Studying international relations majors would give students the opportunity to work in various sectors such as research institutions, media outlets, government ministries, and NGOs. However, in order to grasp those opportunities students need to equip themselves with other technical knowledge and skills such as computing, public speaking, and language skills, as well as soft skills such as communication and interpersonal skills.
However, there remain challenges when it comes to studying IR in some countries, particularly in developing countries where freedom of speech and expression is limited. Moreover, the study of IR is based on Western ideologies and concepts. For instance, political theories, such as liberalism, realism, and constructivism and the concept of state are very Western because they are based and have been developing in Western countries and have ignored the historical and political concepts in other regions such as Asia. Another problem is the lack of literature in language other than English. So if we want to get access to a vast array of documents, we need to master English first.

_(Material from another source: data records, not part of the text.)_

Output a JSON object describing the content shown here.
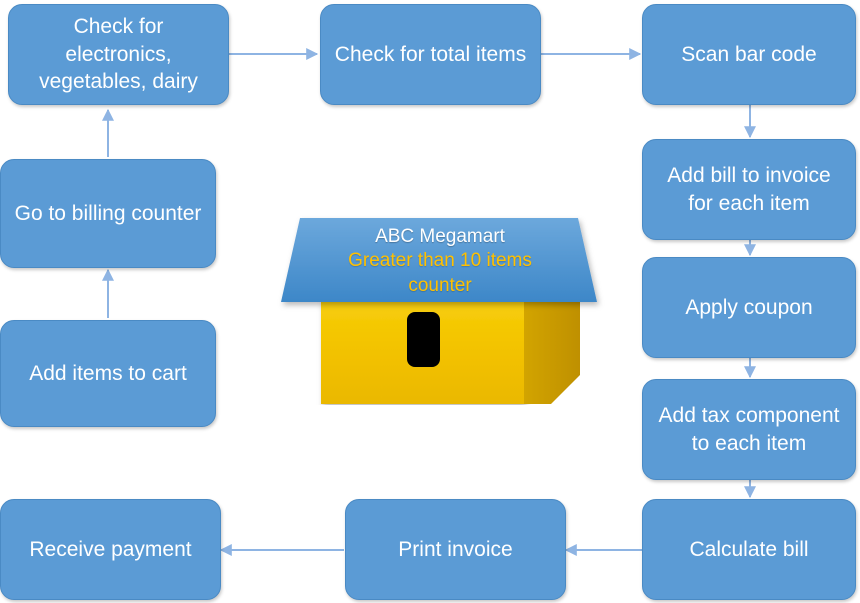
{
  "diagram": {
    "title": "ABC Megamart greater than 10 items counter process flow",
    "colors": {
      "node_fill": "#5B9BD5",
      "node_border": "#4A8AC4",
      "node_text": "#FFFFFF",
      "arrow": "#8EB4E3",
      "roof_fill": "#5B9BD5",
      "house_front": "#F5C400",
      "house_side": "#BF9000",
      "door": "#000000",
      "roof_title_text": "#FFFFFF",
      "roof_sub_text": "#FFC000",
      "background": "#FFFFFF"
    },
    "nodes": [
      {
        "id": "check-electronics",
        "label": "Check for electronics, vegetables, dairy"
      },
      {
        "id": "check-total-items",
        "label": "Check for total items"
      },
      {
        "id": "scan-bar-code",
        "label": "Scan bar code"
      },
      {
        "id": "add-bill-to-invoice",
        "label": "Add bill to invoice for each item"
      },
      {
        "id": "apply-coupon",
        "label": "Apply coupon"
      },
      {
        "id": "add-tax-component",
        "label": "Add tax component to each item"
      },
      {
        "id": "calculate-bill",
        "label": "Calculate bill"
      },
      {
        "id": "print-invoice",
        "label": "Print invoice"
      },
      {
        "id": "receive-payment",
        "label": "Receive payment"
      },
      {
        "id": "go-to-billing-counter",
        "label": "Go to billing counter"
      },
      {
        "id": "add-items-to-cart",
        "label": "Add items to cart"
      }
    ],
    "edges": [
      {
        "from": "add-items-to-cart",
        "to": "go-to-billing-counter"
      },
      {
        "from": "go-to-billing-counter",
        "to": "check-electronics"
      },
      {
        "from": "check-electronics",
        "to": "check-total-items"
      },
      {
        "from": "check-total-items",
        "to": "scan-bar-code"
      },
      {
        "from": "scan-bar-code",
        "to": "add-bill-to-invoice"
      },
      {
        "from": "add-bill-to-invoice",
        "to": "apply-coupon"
      },
      {
        "from": "apply-coupon",
        "to": "add-tax-component"
      },
      {
        "from": "add-tax-component",
        "to": "calculate-bill"
      },
      {
        "from": "calculate-bill",
        "to": "print-invoice"
      },
      {
        "from": "print-invoice",
        "to": "receive-payment"
      }
    ],
    "house": {
      "roof_title": "ABC Megamart",
      "roof_subtitle_line1": "Greater than 10 items",
      "roof_subtitle_line2": "counter"
    }
  }
}
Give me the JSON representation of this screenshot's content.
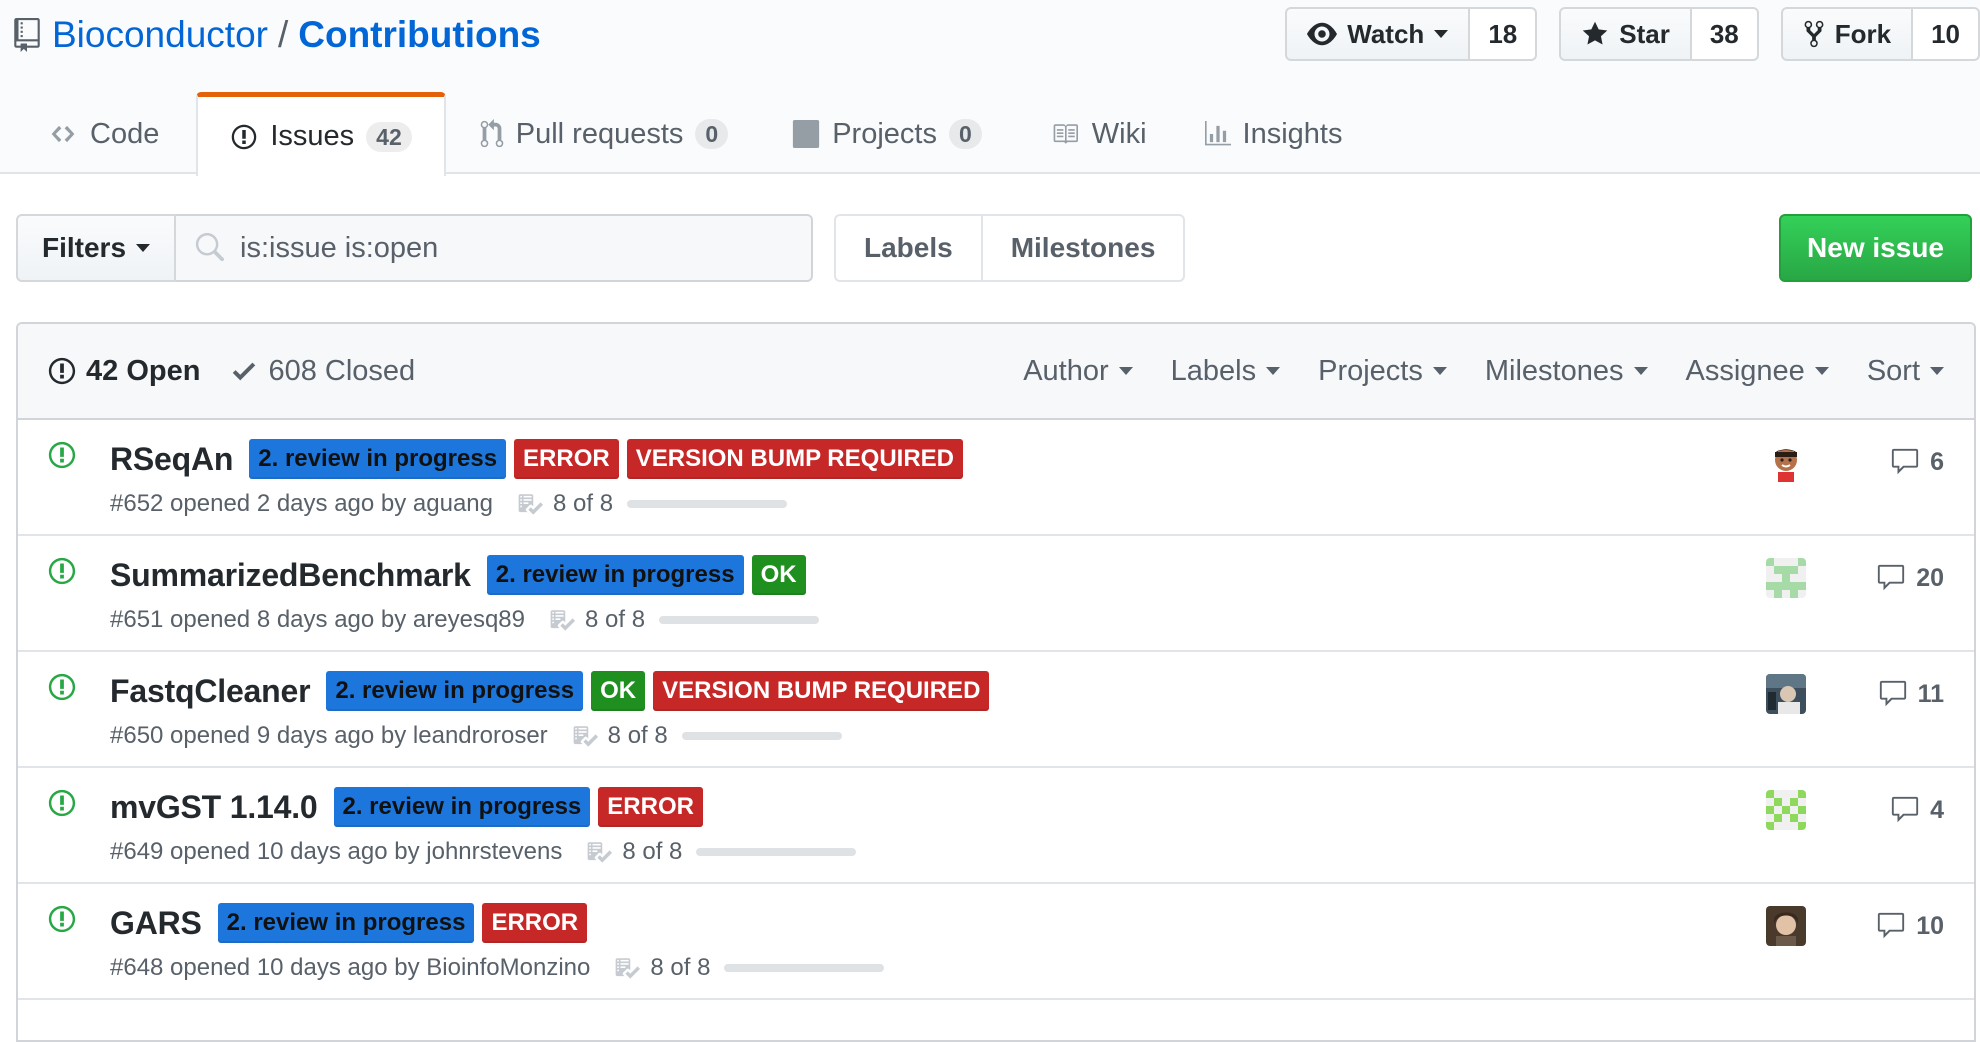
{
  "repo": {
    "owner": "Bioconductor",
    "separator": "/",
    "name": "Contributions"
  },
  "actions": {
    "watch": {
      "label": "Watch",
      "count": "18"
    },
    "star": {
      "label": "Star",
      "count": "38"
    },
    "fork": {
      "label": "Fork",
      "count": "10"
    }
  },
  "tabs": [
    {
      "label": "Code",
      "icon": "code-icon"
    },
    {
      "label": "Issues",
      "count": "42",
      "icon": "issue-opened-icon",
      "selected": true
    },
    {
      "label": "Pull requests",
      "count": "0",
      "icon": "git-pull-request-icon"
    },
    {
      "label": "Projects",
      "count": "0",
      "icon": "project-icon"
    },
    {
      "label": "Wiki",
      "icon": "book-icon"
    },
    {
      "label": "Insights",
      "icon": "graph-icon"
    }
  ],
  "subnav": {
    "filters_label": "Filters",
    "search_value": "is:issue is:open",
    "labels_link": "Labels",
    "milestones_link": "Milestones",
    "new_issue": "New issue"
  },
  "list_header": {
    "open": "42 Open",
    "closed": "608 Closed",
    "filters": [
      "Author",
      "Labels",
      "Projects",
      "Milestones",
      "Assignee",
      "Sort"
    ]
  },
  "issues": [
    {
      "title": "RSeqAn",
      "labels": [
        "2. review in progress",
        "ERROR",
        "VERSION BUMP REQUIRED"
      ],
      "meta": "#652 opened 2 days ago by aguang",
      "tasks": "8 of 8",
      "task_progress": 1.0,
      "comments": "6",
      "avatar": "bitmoji-avatar"
    },
    {
      "title": "SummarizedBenchmark",
      "labels": [
        "2. review in progress",
        "OK"
      ],
      "meta": "#651 opened 8 days ago by areyesq89",
      "tasks": "8 of 8",
      "task_progress": 1.0,
      "comments": "20",
      "avatar": "identicon-avatar"
    },
    {
      "title": "FastqCleaner",
      "labels": [
        "2. review in progress",
        "OK",
        "VERSION BUMP REQUIRED"
      ],
      "meta": "#650 opened 9 days ago by leandroroser",
      "tasks": "8 of 8",
      "task_progress": 1.0,
      "comments": "11",
      "avatar": "photo-avatar"
    },
    {
      "title": "mvGST 1.14.0",
      "labels": [
        "2. review in progress",
        "ERROR"
      ],
      "meta": "#649 opened 10 days ago by johnrstevens",
      "tasks": "8 of 8",
      "task_progress": 1.0,
      "comments": "4",
      "avatar": "identicon-avatar"
    },
    {
      "title": "GARS",
      "labels": [
        "2. review in progress",
        "ERROR"
      ],
      "meta": "#648 opened 10 days ago by BioinfoMonzino",
      "tasks": "8 of 8",
      "task_progress": 1.0,
      "comments": "10",
      "avatar": "photo-avatar"
    }
  ],
  "colors": {
    "link": "#0366d6",
    "label_review": "#1d76db",
    "label_error": "#c62727",
    "label_ok": "#1f8f1f",
    "open_icon": "#28a745",
    "new_issue_bg": "#2cbe4e"
  }
}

In conclusion, if we are passionate about political science and want to work as a researcher, an ambassador, and a policy maker, studying IR is the right choice. However, while studying, we should try to engage ourselves in volunteer work and internships at different NGOs, companies, and government departments.
Such engagement could help us to improve our technical knowledge and skills. It is also crucial to read and write often because they can help us improve our analytical skills and our understanding of international politics.
Rim Sokvy is a fresh graduate majoring in International Relations from the Department of International Studies, Royal University of Phnom Penh. He is a former intern at Konrad Adenauer Stiftung Cambodia and currently an intern at Cambodian Education Forum.
This article was originally published by Cambodian Education Forum.